Christian hope does not rest in the Supreme Court, the presidency, or evangelical access to political power. As Michael Cromartie reminds us, the dead are not raised by politics! I think that much of the manipulative rhetoric employed by Christians in political discourse ultimately rests on this theological blind spot–our failure to recognize that there is one God, and we must have no other gods before him (Exodus 20:3). The root of much manipulative rhetoric is idolatry, a failure of faith in the sovereign God of the universe, in the Savior, whose atonement for sin is the only means of reconciliation, and in the Holy Spirit, whose work is to convict us fallen humans of sin and to transform us from glory to glory into the image of Christ. Christians are secure in Christ whether Trump, Clinton, Nero, or Diocletian is in power.
I am saddened that many evangelicals seem to have more faith in politics than in Christ, that they entrust their well-being to earthly power rather than to God. This seems to be the reason for the desperate tone I hear in many political discussions among Christians. Facing a loss of cultural affirmation, many Christians employ Machiavellian tactics in an attempt to hold on to power, and abandon Christian love in order to manipulate others to achieve their political goals. But losing an election is far from the worst thing that can happen to us. What profit is it if the candidate we support wins, but in the process we lose our soul? Many Christians have faced living as marginalized and persecuted people in their societies, and we might learn something from them.

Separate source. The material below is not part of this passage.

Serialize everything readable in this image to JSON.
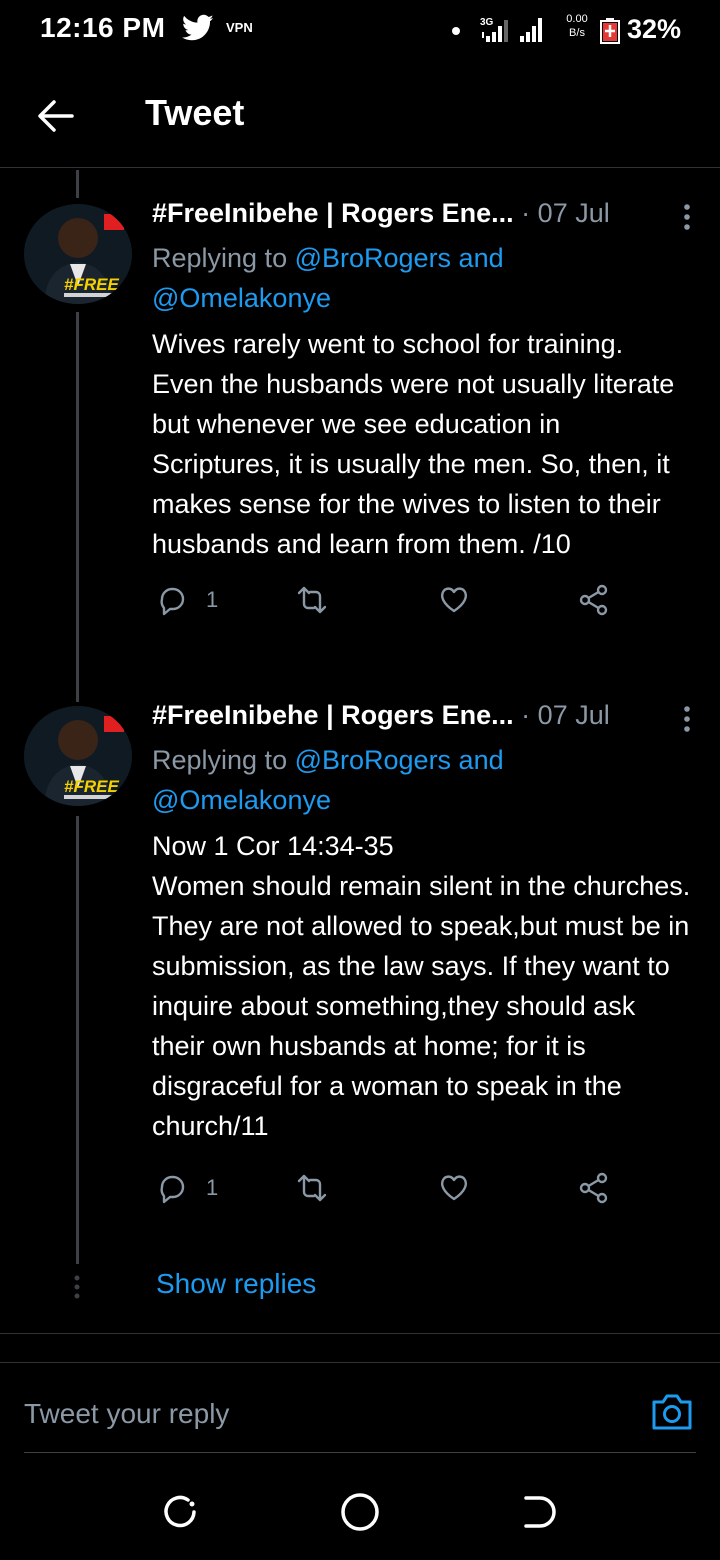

What we must never forget, however, is that all believers are citizens of the kingdom of God, and we are to seek that kingdom first. We are one in Christ, and we are called to love one another as brothers and sisters. “By this all people will know that you are my disciples,” Jesus said, “if you have love for one another” (John 13:5). In matters of politics, as in many other matters, we will certainly disagree, and about important things we should have serious conversations. But in those conversations we must always hold fast our love for God and for one another by refusing to manipulate one another. As Paul admonished the Ephesians, “Therefore, having put away falsehood, let each one of you speak the truth with his neighbor, for we are members one of another” (Eph 4:25).